How Flight Attendants Can Receive Compensation for Overtime and Rest Breaks

According to television and movies, flight attendants have a glamorous job. We see them onscreen traveling to beautiful countries all over the world, strutting through the airport behind the captain, and spreading rays of sunshine around the aircraft. But in reality, most flight attendants don’t get the opportunity to see those beautiful countries. Most are racing to prepare the aircraft, and have to smile even through a bad day.

The job of a flight attendant extends way beyond handing out snacks and demonstrating safety procedures. Flight attendants are trained to lead passengers to safety in the event of an emergency, calm down angry or rambunctious passengers, and take care of special needs passengers.
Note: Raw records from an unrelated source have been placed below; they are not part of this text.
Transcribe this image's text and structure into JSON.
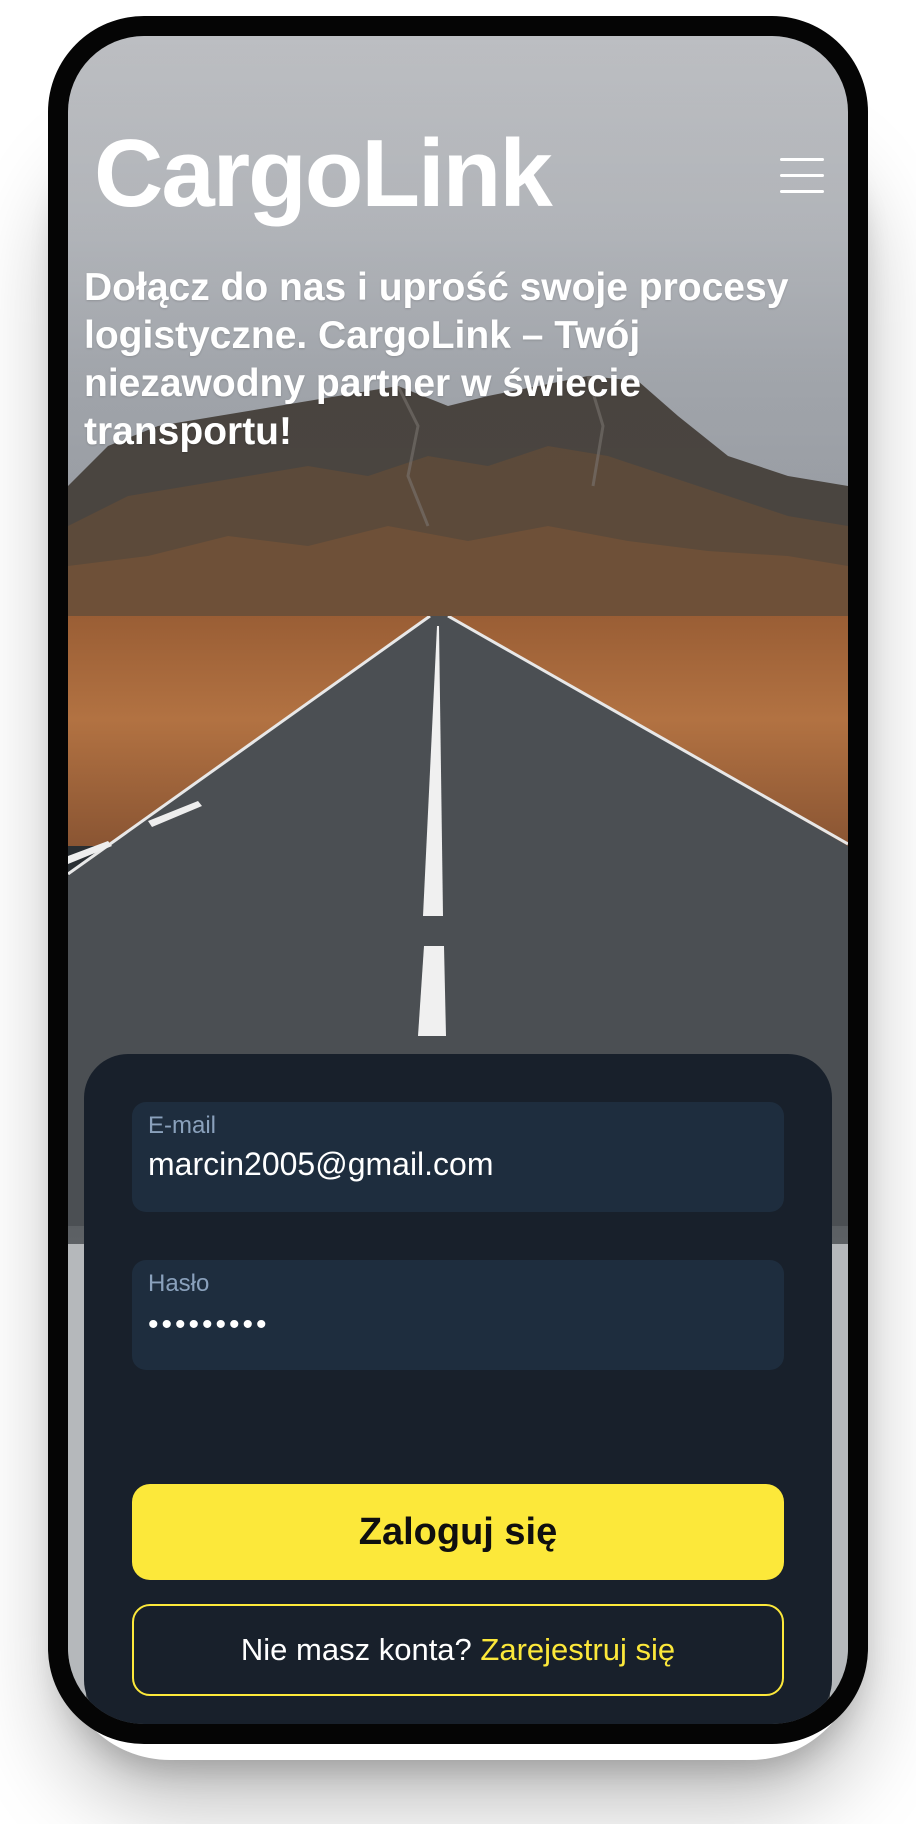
{
  "app": {
    "brand": "CargoLink",
    "menu_icon": "hamburger-menu-icon"
  },
  "hero": {
    "headline": "Dołącz do nas i uprość swoje procesy logistyczne. CargoLink – Twój niezawodny partner w świecie transportu!"
  },
  "login": {
    "email": {
      "label": "E-mail",
      "value": "marcin2005@gmail.com"
    },
    "password": {
      "label": "Hasło",
      "value": "•••••••••"
    },
    "submit_label": "Zaloguj się",
    "register_prompt": "Nie masz konta?",
    "register_link": "Zarejestruj się"
  },
  "colors": {
    "accent": "#fce83a",
    "card_bg": "#18202b",
    "field_bg": "#1e2d3e",
    "field_label": "#8aa1bc"
  }
}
These are reasons alone to ensure that flight attendants get treated and paid fairly.

They are also required to attend pre-flight briefings, assist in cleaning up the cabin after a flight, and filling out a report detailing the condition of the cabin and whether any incidents occurred. Completing these tasks before and after each flight is part of the job description, wouldn’t you agree? But airlines don’t usually compensate their flight attendants for the time they spend working before and after the plane leaves the gate.

The Carter Law Firm views this as unfair treatment and would like to extend an invitation to all flight attendants who are familiar with these conditions to contact us. You are certainly not alone.stewardess in airport

Flight Attendants Sue Virgin America for Overtime Violations

Virgin America Airlines was recently involved in a class-action lawsuit, in which 1,400 of their flight attendants alleged the airline violated California labor laws. They were being paid during a specific “block time”, which meant the time they spent training, filling out paperwork and waiting for passengers to enter and exit the plane was not considered compensable. And although California law states that employees are entitled to one half-hour break for every five hours worked and two half-hour breaks for a 10-hour workday, these flight attendants alleged that they weren’t given adequate breaks.

Virgin did fight back, explaining that they weren’t able to relieve the flight attendants of their duties due to safety reasons. However, given the fact that these workers are responsible for the safety of the passengers on the plane, the defendant conceded that they should at least be compensated to the fullest extent. Virgin is now estimated to have paid over $60 million to their flight attendants for failing to pay overtime and provide rest breaks.

We understand going up against a major corporation can be intimidating, but we are dedicated to getting you fair pay. The Carter Law Firm specializes in obtaining justice for wage and hour violations. We are on your side.